Lester discovers Carolyn’s infidelity, but reacts indifferently. Buddy ends the affair, saying he is facing an expensive divorce. Frank becomes suspicious of Lester and Ricky’s friendship and finds his son’s footage of Lester lifting weights while nude, which Ricky captured by chance and leads Frank to believe Ricky is gay. Carolyn becomes distraught, loads a gun, and drives home. That night, after watching Ricky and Lester through Lester’s garage window, Frank mistakenly concludes the pair are sexually involved. He later beats Ricky and after Ricky falsely admits the charge, he goads his father into kicking him out of the family home. Ricky convinces Jane to flee with him to New York City and tells the vain Angela she is ordinary.

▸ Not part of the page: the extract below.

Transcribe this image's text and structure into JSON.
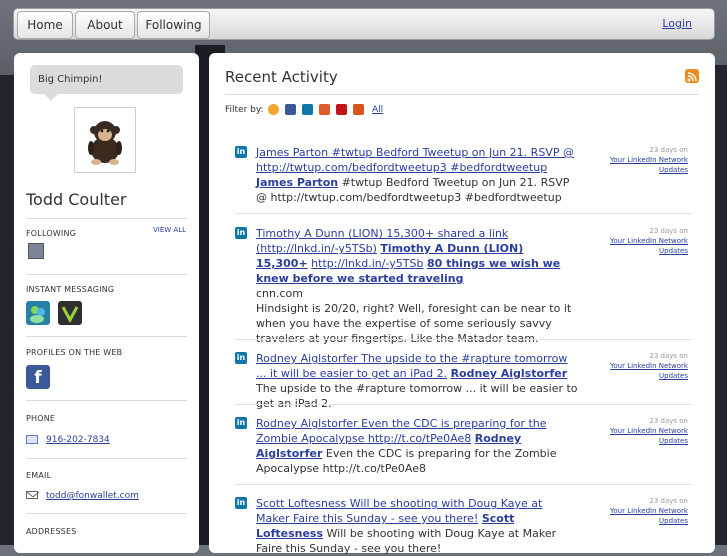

Frank confronts Lester and attempts to kiss him; Lester rebuffs the colonel, who leaves. Lester finds a distraught Angela, who begins to seduce him. After learning that Angela is a virgin, Lester stops and comforts her; the pair instead bond over their shared frustrations. Angela goes to the bathroom and Lester smiles at a family photograph of himself, his wife, and Jane in happier times in his kitchen. A gunshot sounds and blood splatters on the wall. Ricky and Jane find Lester’s body. Carolyn is seen crying in the bedroom, and Frank returns home, bloodied, a gun missing from his collection. Lester’s closing narration describes meaningful experiences during his life; he says that despite his death he is happy, as there’s so much beauty in the world.

Why Did I HAVE to Own It?

I may have gone on and on about it before, but the simple answer is Kevin Spacey and Sam Mendes.

I will let you interpret that as you will.


And you will.

“I rule!”

How Are The Extras?

  • Audio Commentary with director Sam Mendes and screenwriter Alan Ball (this was like having all the classroom study on directing that I wanted…all in one place)
  • Exclusive Storyboards with commentary by director Mendes and Director of Photography Conrad Hall ( and this confirmed my studies!  Showing me the proper set up for a scene and how to frame it properly)
  • American Beauty: Look Closer Making of featurette (this is pretty lacking. I truly wish they had gone more in depth with the process.  But…on the other hand…it might have blanketed my perceptions as to what the film is actually about.  Perhaps its better just the way it is)

What Format Do I Have It In?

DVD…and, looking at the ZIP amount of bonuses on the BluRay…


Nope…I’ll stick with the DVD 🙂

Coming Attractions


Click to See What’s Next in the Collection!